ATLANTA, June 30 (UPI) -- The number of HIV/AIDS diagnoses from 2001 to 2006 among men who have sex with men increased 8.6 percent, U.S. health officials said.
The Centers for Disease Control and Prevention in Atlanta conducted an analysis of trends in diagnoses of HIV/AIDS among men who have sex with men in the 33 states that have had confidential, name-based HIV case reporting since at least 2001.
From 2001-06, an estimated 214,379 people had HIV/AIDS diagnosed in the 33 states. Of these diagnoses, 46 percent were in men who have sex with men and 4 percent were in men who have sex with men who engaged in illicit injection-drug use, the Morbidity and Mortality Weekly Report said.

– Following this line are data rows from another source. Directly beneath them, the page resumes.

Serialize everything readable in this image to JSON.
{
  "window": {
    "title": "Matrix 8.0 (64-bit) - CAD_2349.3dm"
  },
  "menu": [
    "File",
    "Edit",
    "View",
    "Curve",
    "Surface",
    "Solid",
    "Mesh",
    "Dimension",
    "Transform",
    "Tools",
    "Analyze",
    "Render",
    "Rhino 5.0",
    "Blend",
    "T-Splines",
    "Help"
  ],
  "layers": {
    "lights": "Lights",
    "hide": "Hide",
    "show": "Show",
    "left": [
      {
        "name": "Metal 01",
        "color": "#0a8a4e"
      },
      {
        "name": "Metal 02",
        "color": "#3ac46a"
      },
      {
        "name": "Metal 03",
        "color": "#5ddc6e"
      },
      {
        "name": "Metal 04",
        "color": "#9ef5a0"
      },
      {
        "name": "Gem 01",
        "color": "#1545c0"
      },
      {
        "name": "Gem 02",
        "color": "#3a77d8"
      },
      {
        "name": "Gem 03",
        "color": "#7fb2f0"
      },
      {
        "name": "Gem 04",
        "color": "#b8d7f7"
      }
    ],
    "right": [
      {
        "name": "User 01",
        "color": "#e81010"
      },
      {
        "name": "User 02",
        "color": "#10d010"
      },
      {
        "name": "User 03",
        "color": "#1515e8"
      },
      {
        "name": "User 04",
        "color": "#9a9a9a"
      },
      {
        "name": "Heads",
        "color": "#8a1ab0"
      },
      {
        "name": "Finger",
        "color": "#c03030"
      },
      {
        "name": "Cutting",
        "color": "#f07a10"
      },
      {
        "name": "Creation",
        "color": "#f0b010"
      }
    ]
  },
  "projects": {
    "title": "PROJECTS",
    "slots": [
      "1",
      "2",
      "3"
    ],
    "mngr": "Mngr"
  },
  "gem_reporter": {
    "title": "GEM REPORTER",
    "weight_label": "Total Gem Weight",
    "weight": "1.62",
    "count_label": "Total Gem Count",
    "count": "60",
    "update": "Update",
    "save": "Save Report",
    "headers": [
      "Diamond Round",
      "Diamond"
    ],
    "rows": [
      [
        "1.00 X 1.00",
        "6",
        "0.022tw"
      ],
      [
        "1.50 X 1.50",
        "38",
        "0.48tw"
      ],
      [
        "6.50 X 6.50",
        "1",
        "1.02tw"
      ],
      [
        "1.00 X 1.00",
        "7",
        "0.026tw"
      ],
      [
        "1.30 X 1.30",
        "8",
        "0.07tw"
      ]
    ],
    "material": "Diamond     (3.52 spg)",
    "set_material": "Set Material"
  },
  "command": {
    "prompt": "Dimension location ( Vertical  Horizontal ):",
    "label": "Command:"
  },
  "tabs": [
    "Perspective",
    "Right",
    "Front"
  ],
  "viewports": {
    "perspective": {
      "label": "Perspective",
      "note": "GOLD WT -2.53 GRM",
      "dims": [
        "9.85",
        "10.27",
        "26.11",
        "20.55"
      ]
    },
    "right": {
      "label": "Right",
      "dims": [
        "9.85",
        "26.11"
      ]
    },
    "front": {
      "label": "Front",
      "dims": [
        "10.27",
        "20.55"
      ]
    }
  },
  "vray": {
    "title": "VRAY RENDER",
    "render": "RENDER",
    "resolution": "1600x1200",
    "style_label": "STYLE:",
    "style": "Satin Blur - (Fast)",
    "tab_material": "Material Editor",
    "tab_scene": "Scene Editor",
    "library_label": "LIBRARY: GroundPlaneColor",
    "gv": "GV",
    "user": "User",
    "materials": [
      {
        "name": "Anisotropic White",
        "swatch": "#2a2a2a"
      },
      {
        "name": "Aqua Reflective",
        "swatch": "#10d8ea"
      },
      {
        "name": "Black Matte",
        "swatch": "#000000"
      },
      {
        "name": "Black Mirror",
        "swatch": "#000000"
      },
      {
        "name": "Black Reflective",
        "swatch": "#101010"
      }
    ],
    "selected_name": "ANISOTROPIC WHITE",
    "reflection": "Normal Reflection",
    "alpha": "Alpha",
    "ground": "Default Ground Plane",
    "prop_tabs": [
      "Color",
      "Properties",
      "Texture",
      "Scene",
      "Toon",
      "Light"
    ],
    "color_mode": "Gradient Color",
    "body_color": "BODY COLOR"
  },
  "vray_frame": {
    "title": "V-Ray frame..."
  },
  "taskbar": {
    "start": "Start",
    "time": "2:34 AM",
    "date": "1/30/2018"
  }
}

Among males, men who have sex with men accounted for 97,577, or 63 percent of cases. Men ages 25 to 44 years accounted for 64 percent of cases among men who have sex with men. From 2001-06, a 12.40percent increase in the number of HIV/AIDS diagnoses among all black men who have sex with men was observed; however, an increase of 93.1 percent was observed among black men who have sex with men ages 13 to 24 years.